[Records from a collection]
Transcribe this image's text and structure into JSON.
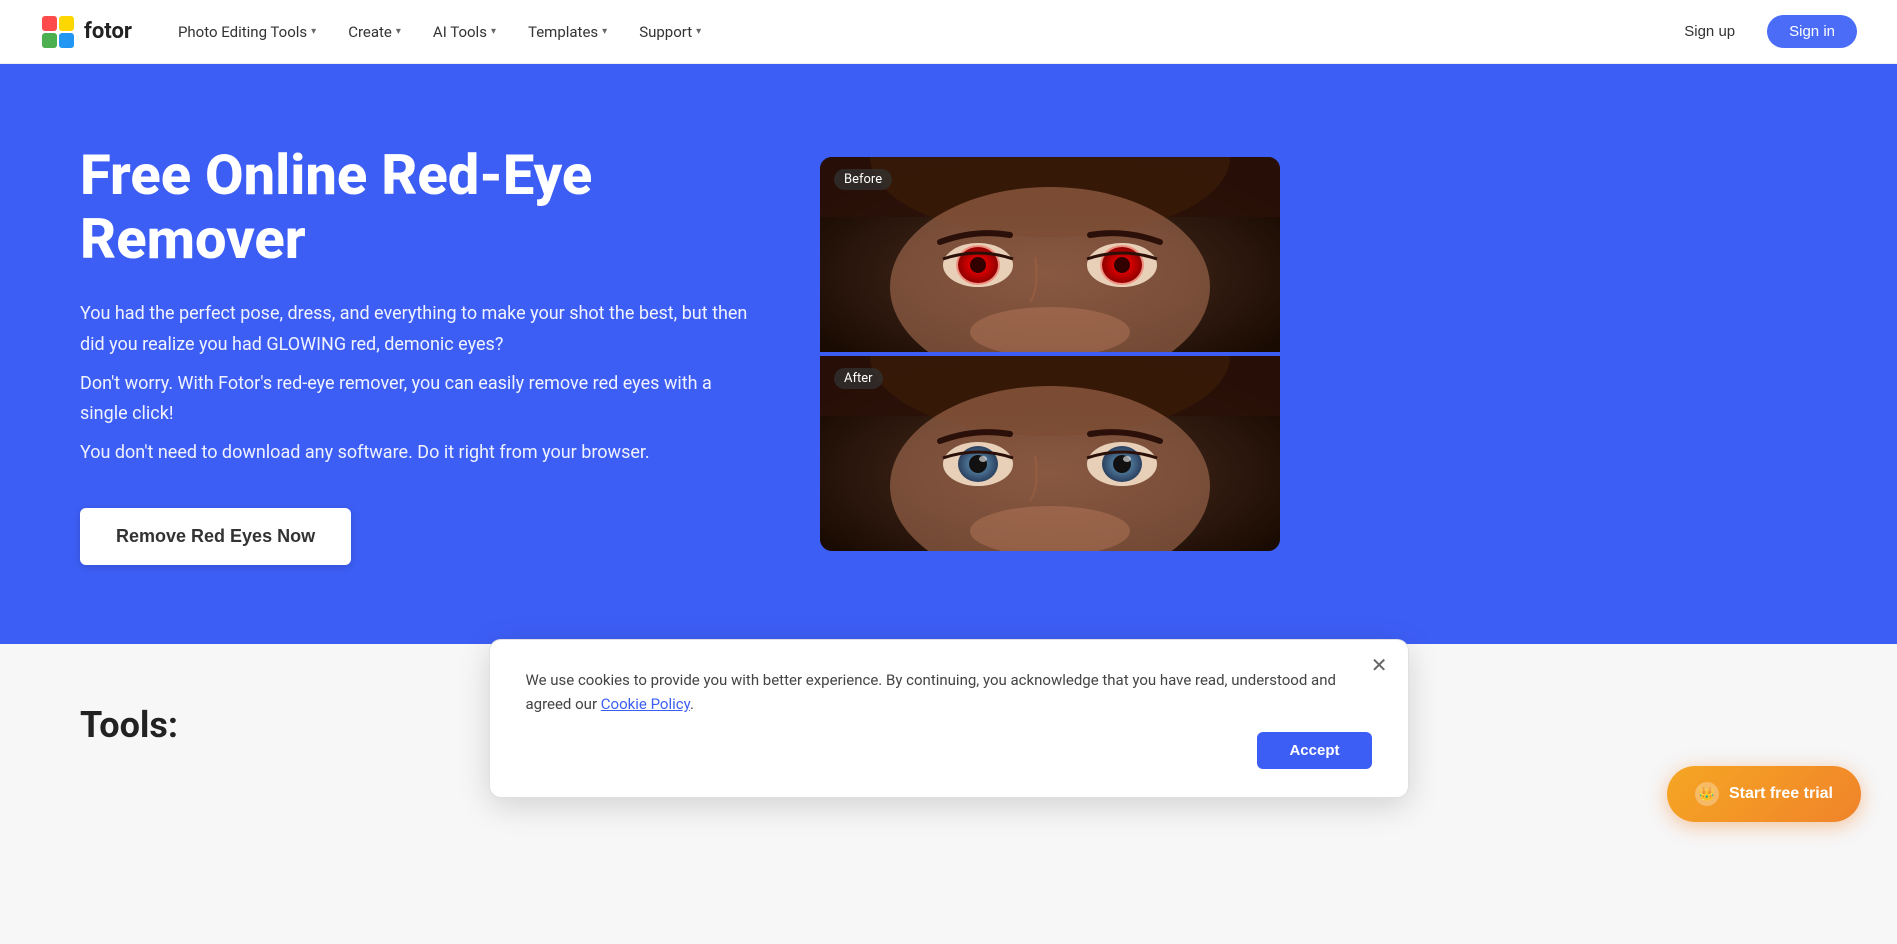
{
  "brand": {
    "name": "fotor"
  },
  "navbar": {
    "photo_editing_tools": "Photo Editing Tools",
    "create": "Create",
    "ai_tools": "AI Tools",
    "templates": "Templates",
    "support": "Support",
    "signup": "Sign up",
    "signin": "Sign in"
  },
  "hero": {
    "title": "Free Online Red-Eye Remover",
    "description_1": "You had the perfect pose, dress, and everything to make your shot the best, but then did you realize you had GLOWING red, demonic eyes?",
    "description_2": "Don't worry. With Fotor's red-eye remover, you can easily remove red eyes with a single click!",
    "description_3": "You don't need to download any software. Do it right from your browser.",
    "cta_button": "Remove Red Eyes Now",
    "before_label": "Before",
    "after_label": "After"
  },
  "below_hero": {
    "title": "Tools:"
  },
  "cookie": {
    "text_main": "We use cookies to provide you with better experience. By continuing, you acknowledge that you have read, understood and agreed our",
    "link_text": "Cookie Policy",
    "text_end": ".",
    "accept_button": "Accept"
  },
  "trial": {
    "button_label": "Start free trial"
  },
  "colors": {
    "hero_bg": "#3d5ef5",
    "cta_bg": "#ffffff",
    "signin_bg": "#4a6cf7",
    "trial_bg": "#f0832a",
    "accept_bg": "#3d5ef5"
  }
}
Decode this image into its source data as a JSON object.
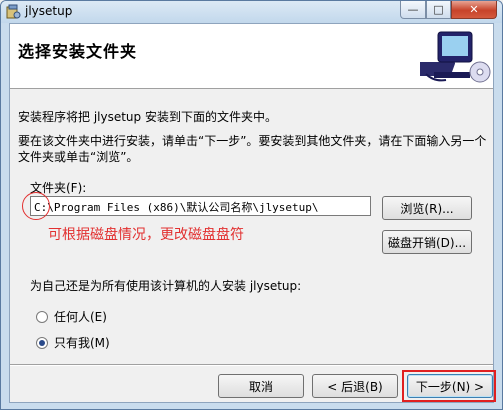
{
  "window": {
    "title": "jlysetup",
    "min_glyph": "—",
    "max_glyph": "□",
    "close_glyph": "✕"
  },
  "header": {
    "title": "选择安装文件夹"
  },
  "intro": {
    "line1": "安装程序将把 jlysetup 安装到下面的文件夹中。",
    "line2": "要在该文件夹中进行安装，请单击“下一步”。要安装到其他文件夹，请在下面输入另一个文件夹或单击“浏览”。"
  },
  "folder": {
    "label": "文件夹(F):",
    "path": "C:\\Program Files (x86)\\默认公司名称\\jlysetup\\",
    "browse_label": "浏览(R)...",
    "disk_cost_label": "磁盘开销(D)...",
    "hint": "可根据磁盘情况，更改磁盘盘符",
    "hint_color": "#e23030"
  },
  "install_for": {
    "label": "为自己还是为所有使用该计算机的人安装 jlysetup:",
    "options": [
      {
        "label": "任何人(E)",
        "selected": false
      },
      {
        "label": "只有我(M)",
        "selected": true
      }
    ]
  },
  "footer": {
    "cancel_label": "取消",
    "back_label": "< 后退(B)",
    "next_label": "下一步(N) >",
    "highlight_color": "#e02020"
  }
}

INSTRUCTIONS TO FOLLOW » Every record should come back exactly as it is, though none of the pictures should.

TASK SOLUTION »
Transcribe this image's text and structure into JSON.
{
  "brand": {
    "name": "fotor"
  },
  "navbar": {
    "photo_editing_tools": "Photo Editing Tools",
    "create": "Create",
    "ai_tools": "AI Tools",
    "templates": "Templates",
    "support": "Support",
    "signup": "Sign up",
    "signin": "Sign in"
  },
  "hero": {
    "title": "Free Online Red-Eye Remover",
    "description_1": "You had the perfect pose, dress, and everything to make your shot the best, but then did you realize you had GLOWING red, demonic eyes?",
    "description_2": "Don't worry. With Fotor's red-eye remover, you can easily remove red eyes with a single click!",
    "description_3": "You don't need to download any software. Do it right from your browser.",
    "cta_button": "Remove Red Eyes Now",
    "before_label": "Before",
    "after_label": "After"
  },
  "below_hero": {
    "title": "Tools:"
  },
  "cookie": {
    "text_main": "We use cookies to provide you with better experience. By continuing, you acknowledge that you have read, understood and agreed our",
    "link_text": "Cookie Policy",
    "text_end": ".",
    "accept_button": "Accept"
  },
  "trial": {
    "button_label": "Start free trial"
  },
  "colors": {
    "hero_bg": "#3d5ef5",
    "cta_bg": "#ffffff",
    "signin_bg": "#4a6cf7",
    "trial_bg": "#f0832a",
    "accept_bg": "#3d5ef5"
  }
}
Decode this image into its source data as a JSON object.
{
  "window": {
    "title": "jlysetup",
    "min_glyph": "—",
    "max_glyph": "□",
    "close_glyph": "✕"
  },
  "header": {
    "title": "选择安装文件夹"
  },
  "intro": {
    "line1": "安装程序将把 jlysetup 安装到下面的文件夹中。",
    "line2": "要在该文件夹中进行安装，请单击“下一步”。要安装到其他文件夹，请在下面输入另一个文件夹或单击“浏览”。"
  },
  "folder": {
    "label": "文件夹(F):",
    "path": "C:\\Program Files (x86)\\默认公司名称\\jlysetup\\",
    "browse_label": "浏览(R)...",
    "disk_cost_label": "磁盘开销(D)...",
    "hint": "可根据磁盘情况，更改磁盘盘符",
    "hint_color": "#e23030"
  },
  "install_for": {
    "label": "为自己还是为所有使用该计算机的人安装 jlysetup:",
    "options": [
      {
        "label": "任何人(E)",
        "selected": false
      },
      {
        "label": "只有我(M)",
        "selected": true
      }
    ]
  },
  "footer": {
    "cancel_label": "取消",
    "back_label": "< 后退(B)",
    "next_label": "下一步(N) >",
    "highlight_color": "#e02020"
  }
}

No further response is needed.